During the summer, Johnny Sanborn, a fighter with considerable reputation from Cleveland, Ohio, was assigned to Battery D, and was the same weight as “Honeyboy” and undefeated. Some wanted a match between the two sluggers, but Captain Gehring would not permit it because he feared it might cause a split between friends of the two men.
Evans amazed officials by running the 100-yard dash in 10 flat in a camp track meet.
When football season arrived, “Honeyboy” was named fullback for his regiment and “Blue” Bonner, his teammate on the Big Green at Coaldale, became FB for the Eleventh Regiment squad. Most of the camp players had college experience under their belts and some had distinguished records.

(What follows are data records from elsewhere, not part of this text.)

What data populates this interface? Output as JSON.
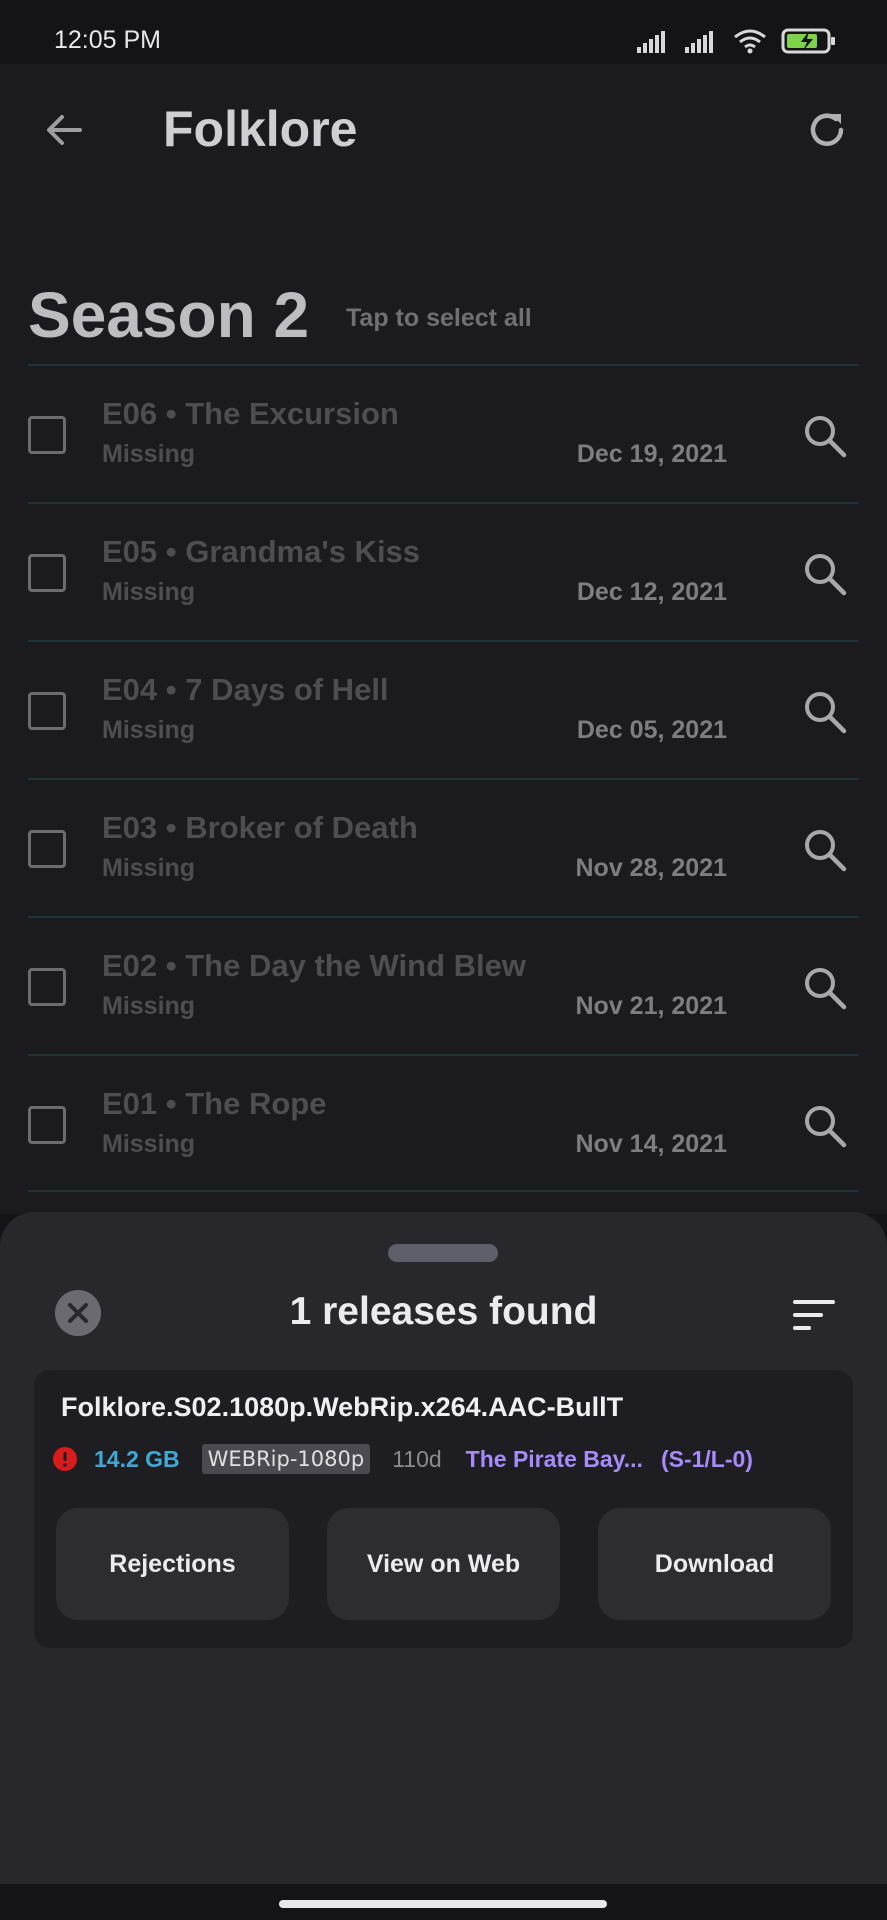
{
  "status_bar": {
    "time": "12:05 PM"
  },
  "app_bar": {
    "title": "Folklore",
    "back_icon": "arrow-left-icon",
    "refresh_icon": "refresh-icon"
  },
  "season": {
    "title": "Season 2",
    "select_all": "Tap to select all"
  },
  "episodes": [
    {
      "title": "E06 • The Excursion",
      "status": "Missing",
      "date": "Dec 19, 2021"
    },
    {
      "title": "E05 • Grandma's Kiss",
      "status": "Missing",
      "date": "Dec 12, 2021"
    },
    {
      "title": "E04 • 7 Days of Hell",
      "status": "Missing",
      "date": "Dec 05, 2021"
    },
    {
      "title": "E03 • Broker of Death",
      "status": "Missing",
      "date": "Nov 28, 2021"
    },
    {
      "title": "E02 • The Day the Wind Blew",
      "status": "Missing",
      "date": "Nov 21, 2021"
    },
    {
      "title": "E01 • The Rope",
      "status": "Missing",
      "date": "Nov 14, 2021"
    }
  ],
  "sheet": {
    "title": "1 releases found",
    "close_icon": "close-circle-icon",
    "sort_icon": "sort-icon",
    "release": {
      "name": "Folklore.S02.1080p.WebRip.x264.AAC-BullT",
      "size": "14.2 GB",
      "quality": "WEBRip-1080p",
      "age": "110d",
      "indexer": "The Pirate Bay...",
      "peers": "(S-1/L-0)",
      "warning_color": "#d81b1b"
    },
    "actions": {
      "rejections": "Rejections",
      "view_on_web": "View on Web",
      "download": "Download"
    }
  },
  "colors": {
    "background": "#141417",
    "surface": "#1b1b1f",
    "sheet": "#27272c",
    "accent_blue": "#3fa9d6",
    "accent_purple": "#a78bfa"
  }
}
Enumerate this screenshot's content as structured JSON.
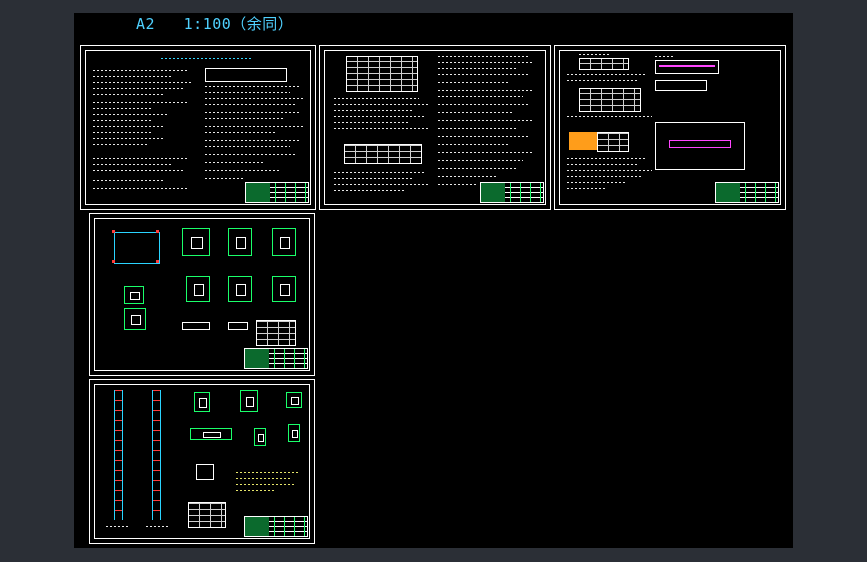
{
  "drawing": {
    "title": "A2   1:100（余同）",
    "background_color": "#000000",
    "canvas_color": "#2b2f36",
    "accent_color": "#4fd1ff"
  },
  "sheets": [
    {
      "id": "sheet-1",
      "content": "general-notes"
    },
    {
      "id": "sheet-2",
      "content": "tables-and-notes"
    },
    {
      "id": "sheet-3",
      "content": "notes-and-details"
    },
    {
      "id": "sheet-4",
      "content": "column-details"
    },
    {
      "id": "sheet-5",
      "content": "elevation-details"
    }
  ]
}
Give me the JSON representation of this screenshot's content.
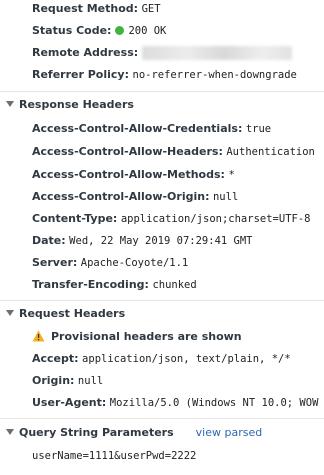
{
  "general": {
    "request_method": {
      "key": "Request Method:",
      "value": "GET"
    },
    "status_code": {
      "key": "Status Code:",
      "value": "200 OK",
      "status_color": "#3fb43f"
    },
    "remote_address": {
      "key": "Remote Address:"
    },
    "referrer_policy": {
      "key": "Referrer Policy:",
      "value": "no-referrer-when-downgrade"
    }
  },
  "response_headers": {
    "title": "Response Headers",
    "items": [
      {
        "key": "Access-Control-Allow-Credentials:",
        "value": "true"
      },
      {
        "key": "Access-Control-Allow-Headers:",
        "value": "Authentication"
      },
      {
        "key": "Access-Control-Allow-Methods:",
        "value": "*"
      },
      {
        "key": "Access-Control-Allow-Origin:",
        "value": "null"
      },
      {
        "key": "Content-Type:",
        "value": "application/json;charset=UTF-8"
      },
      {
        "key": "Date:",
        "value": "Wed, 22 May 2019 07:29:41 GMT"
      },
      {
        "key": "Server:",
        "value": "Apache-Coyote/1.1"
      },
      {
        "key": "Transfer-Encoding:",
        "value": "chunked"
      }
    ]
  },
  "request_headers": {
    "title": "Request Headers",
    "warning": "Provisional headers are shown",
    "warning_color": "#f2b21f",
    "items": [
      {
        "key": "Accept:",
        "value": "application/json, text/plain, */*"
      },
      {
        "key": "Origin:",
        "value": "null"
      },
      {
        "key": "User-Agent:",
        "value": "Mozilla/5.0 (Windows NT 10.0; WOW"
      }
    ]
  },
  "query_string": {
    "title": "Query String Parameters",
    "view_parsed": "view parsed",
    "raw": "userName=1111&userPwd=2222"
  }
}
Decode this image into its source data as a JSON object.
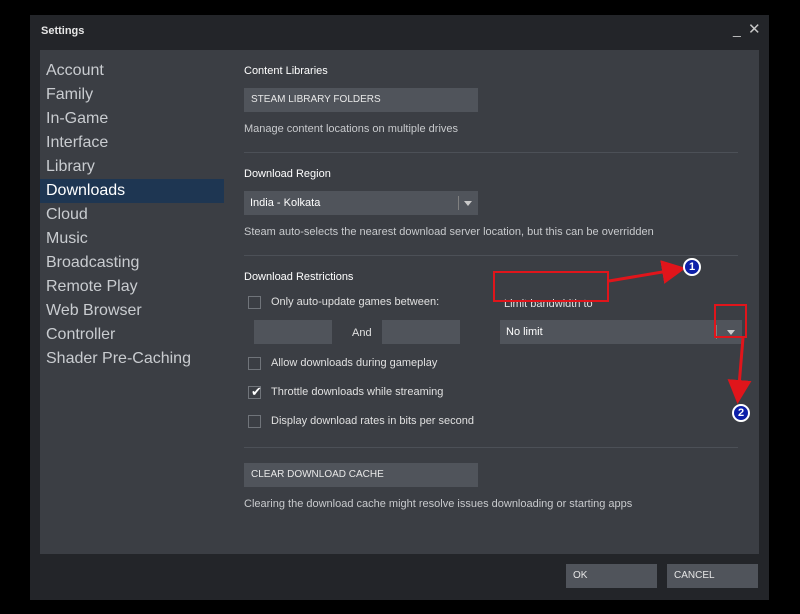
{
  "window": {
    "title": "Settings",
    "minimize_glyph": "_",
    "close_glyph": "✕"
  },
  "sidebar": {
    "items": [
      {
        "label": "Account"
      },
      {
        "label": "Family"
      },
      {
        "label": "In-Game"
      },
      {
        "label": "Interface"
      },
      {
        "label": "Library"
      },
      {
        "label": "Downloads",
        "active": true
      },
      {
        "label": "Cloud"
      },
      {
        "label": "Music"
      },
      {
        "label": "Broadcasting"
      },
      {
        "label": "Remote Play"
      },
      {
        "label": "Web Browser"
      },
      {
        "label": "Controller"
      },
      {
        "label": "Shader Pre-Caching"
      }
    ]
  },
  "content_libraries": {
    "heading": "Content Libraries",
    "button": "STEAM LIBRARY FOLDERS",
    "description": "Manage content locations on multiple drives"
  },
  "download_region": {
    "heading": "Download Region",
    "selected": "India - Kolkata",
    "description": "Steam auto-selects the nearest download server location, but this can be overridden"
  },
  "download_restrictions": {
    "heading": "Download Restrictions",
    "auto_update_label": "Only auto-update games between:",
    "auto_update_checked": false,
    "time_from": "",
    "and_label": "And",
    "time_to": "",
    "bandwidth_label": "Limit bandwidth to",
    "bandwidth_selected": "No limit",
    "options": [
      {
        "label": "Allow downloads during gameplay",
        "checked": false
      },
      {
        "label": "Throttle downloads while streaming",
        "checked": true
      },
      {
        "label": "Display download rates in bits per second",
        "checked": false
      }
    ]
  },
  "cache": {
    "button": "CLEAR DOWNLOAD CACHE",
    "description": "Clearing the download cache might resolve issues downloading or starting apps"
  },
  "footer": {
    "ok": "OK",
    "cancel": "CANCEL"
  },
  "annotations": {
    "badge_1": "1",
    "badge_2": "2",
    "highlight_color": "#e0151b",
    "badge_color": "#0d1fa8"
  },
  "colors": {
    "active_item_bg": "#1e3652",
    "panel_bg": "#3b3e44",
    "window_bg": "#232529"
  }
}
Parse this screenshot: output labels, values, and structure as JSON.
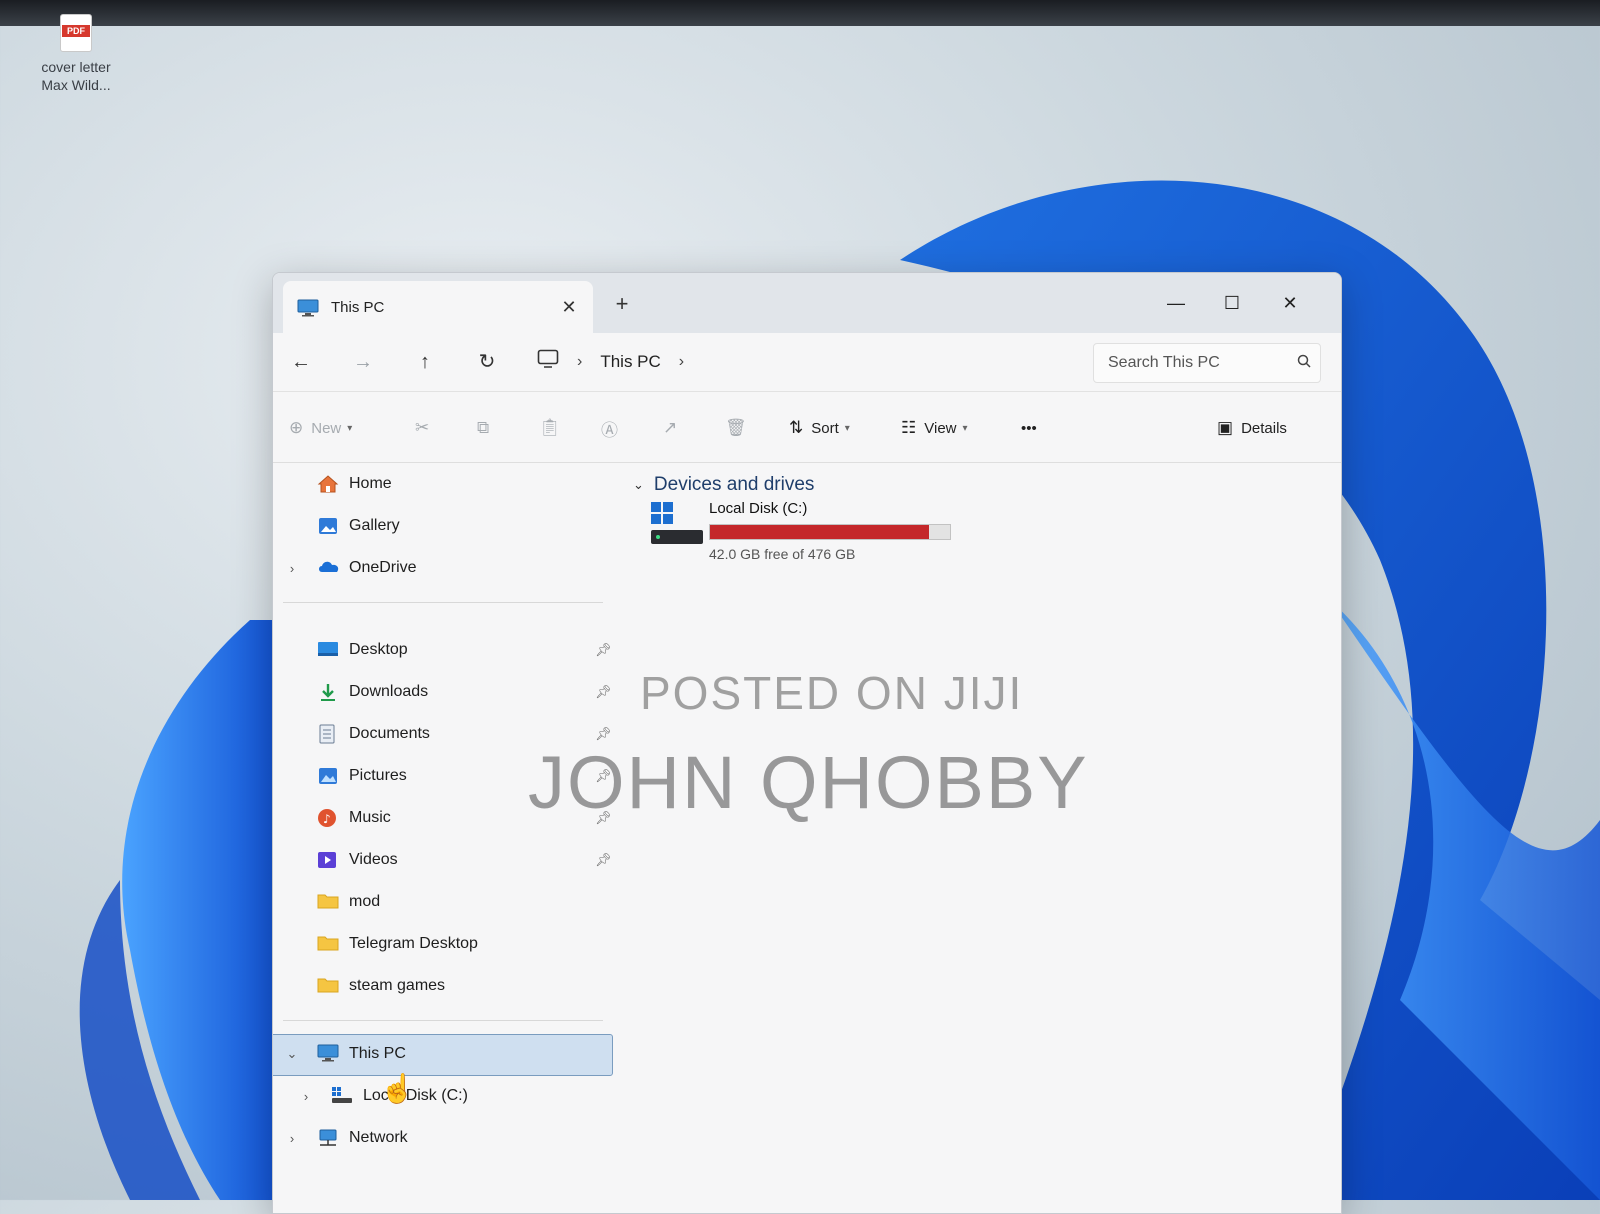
{
  "desktop": {
    "icons": [
      {
        "badge": "PDF",
        "label_line1": "cover letter",
        "label_line2": "Max Wild..."
      }
    ]
  },
  "window": {
    "tab": {
      "label": "This PC",
      "icon": "this-pc-icon",
      "close": "✕"
    },
    "new_tab": "+",
    "controls": {
      "minimize": "—",
      "maximize": "☐",
      "close": "✕"
    }
  },
  "address": {
    "back": "←",
    "forward": "→",
    "up": "↑",
    "refresh": "↻",
    "root_icon": "monitor-icon",
    "path": [
      "This PC"
    ],
    "sep": "›",
    "search_placeholder": "Search This PC"
  },
  "commands": {
    "new": "New",
    "sort": "Sort",
    "view": "View",
    "more": "•••",
    "details": "Details"
  },
  "sidebar": {
    "top": [
      {
        "label": "Home",
        "icon": "home-icon",
        "expandable": false
      },
      {
        "label": "Gallery",
        "icon": "gallery-icon",
        "expandable": false
      },
      {
        "label": "OneDrive",
        "icon": "onedrive-icon",
        "expandable": true
      }
    ],
    "pinned": [
      {
        "label": "Desktop",
        "icon": "desktop-folder-icon",
        "pinned": true
      },
      {
        "label": "Downloads",
        "icon": "downloads-icon",
        "pinned": true
      },
      {
        "label": "Documents",
        "icon": "documents-icon",
        "pinned": true
      },
      {
        "label": "Pictures",
        "icon": "pictures-icon",
        "pinned": true
      },
      {
        "label": "Music",
        "icon": "music-icon",
        "pinned": true
      },
      {
        "label": "Videos",
        "icon": "videos-icon",
        "pinned": true
      },
      {
        "label": "mod",
        "icon": "folder-icon",
        "pinned": false
      },
      {
        "label": "Telegram Desktop",
        "icon": "folder-icon",
        "pinned": false
      },
      {
        "label": "steam games",
        "icon": "folder-icon",
        "pinned": false
      }
    ],
    "tree": [
      {
        "label": "This PC",
        "icon": "this-pc-icon",
        "expanded": true,
        "selected": true
      },
      {
        "label": "Local Disk (C:)",
        "icon": "drive-icon",
        "expanded": false
      },
      {
        "label": "Network",
        "icon": "network-icon",
        "expanded": false
      }
    ]
  },
  "content": {
    "group": "Devices and drives",
    "drives": [
      {
        "name": "Local Disk (C:)",
        "free_text": "42.0 GB free of 476 GB",
        "used_fraction": 0.912,
        "bar_color": "#c4272a"
      }
    ]
  },
  "watermark": {
    "line1": "POSTED ON JIJI",
    "line2": "JOHN QHOBBY"
  }
}
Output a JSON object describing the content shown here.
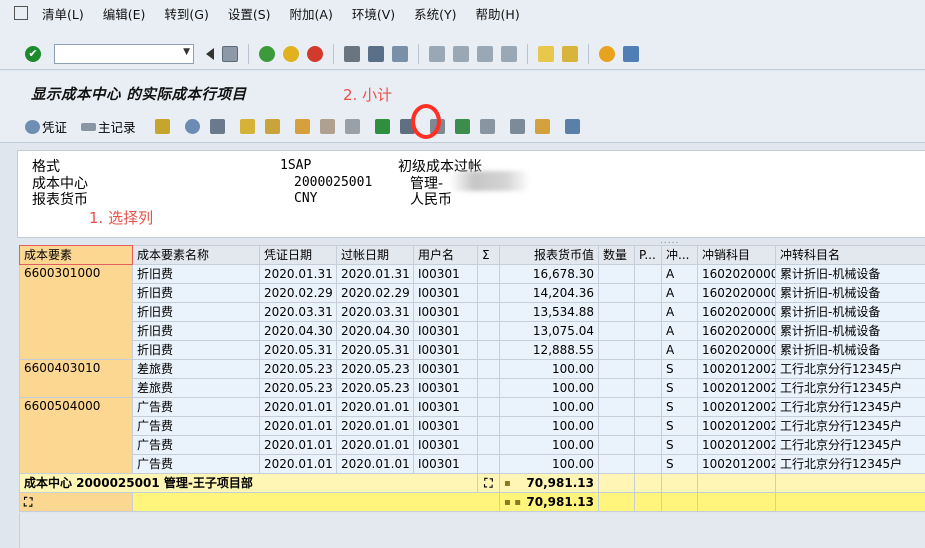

The season had not long been underway until the two newspapers of Columbia, S.C., were reporting on the devastating play of the two Coal Region boys on teams which were sweeping everything before them.
“Honeyboy” Evans was a tremendous competitor and without fear. Both he and Bonner were the kind of athletes who gave everything they had in competition. On Sundays following a game, Evans would be so stiff and sore from the battering he had taken, that four of us would work on his arms and legs to get him in condition for regiment formation.
As the season drew to a close, the two teams with the Coal Region fullbacks faced each other in a matchup for the camp title. I think every soldier not on duty that Saturday afternoon attended the game, as were many citizens of Columbia together with a score of sportswriters.
It was a great battle and the “coal crackers” lived up to their advance billing and they did most of the ball carrying. At one point, “Honeyboy” was almost ejected for questioning an official’s call. In the waning minutes, “Honeyboy” carried the ball through the massive Eleventh Regiment line for a TD that gave his team the championship.
After the war, John Evans returned to the Coaldale “Big Green” lineup and also boxed for several years, despite the fact Army doctors discovered he had an enlarged heart.
Once when he was accused of playing “dirty,” he denied it and said “I only play ‘hard,’” which was the manner in which football was played in the coal fields in those days. I recall that a player once complained that somebody was “slugging” in line play, referee Maxwell commented, “You’re a pretty big fellow yourself.”
I lost track of “Honeyboy” after the early 1920s and the last I heard of him he was a patient in the Valley Forge VA Hospital.
No wonder Hinkey Haines and other college players who were members of the Coal Region semi-pro teams respected home-grown football players.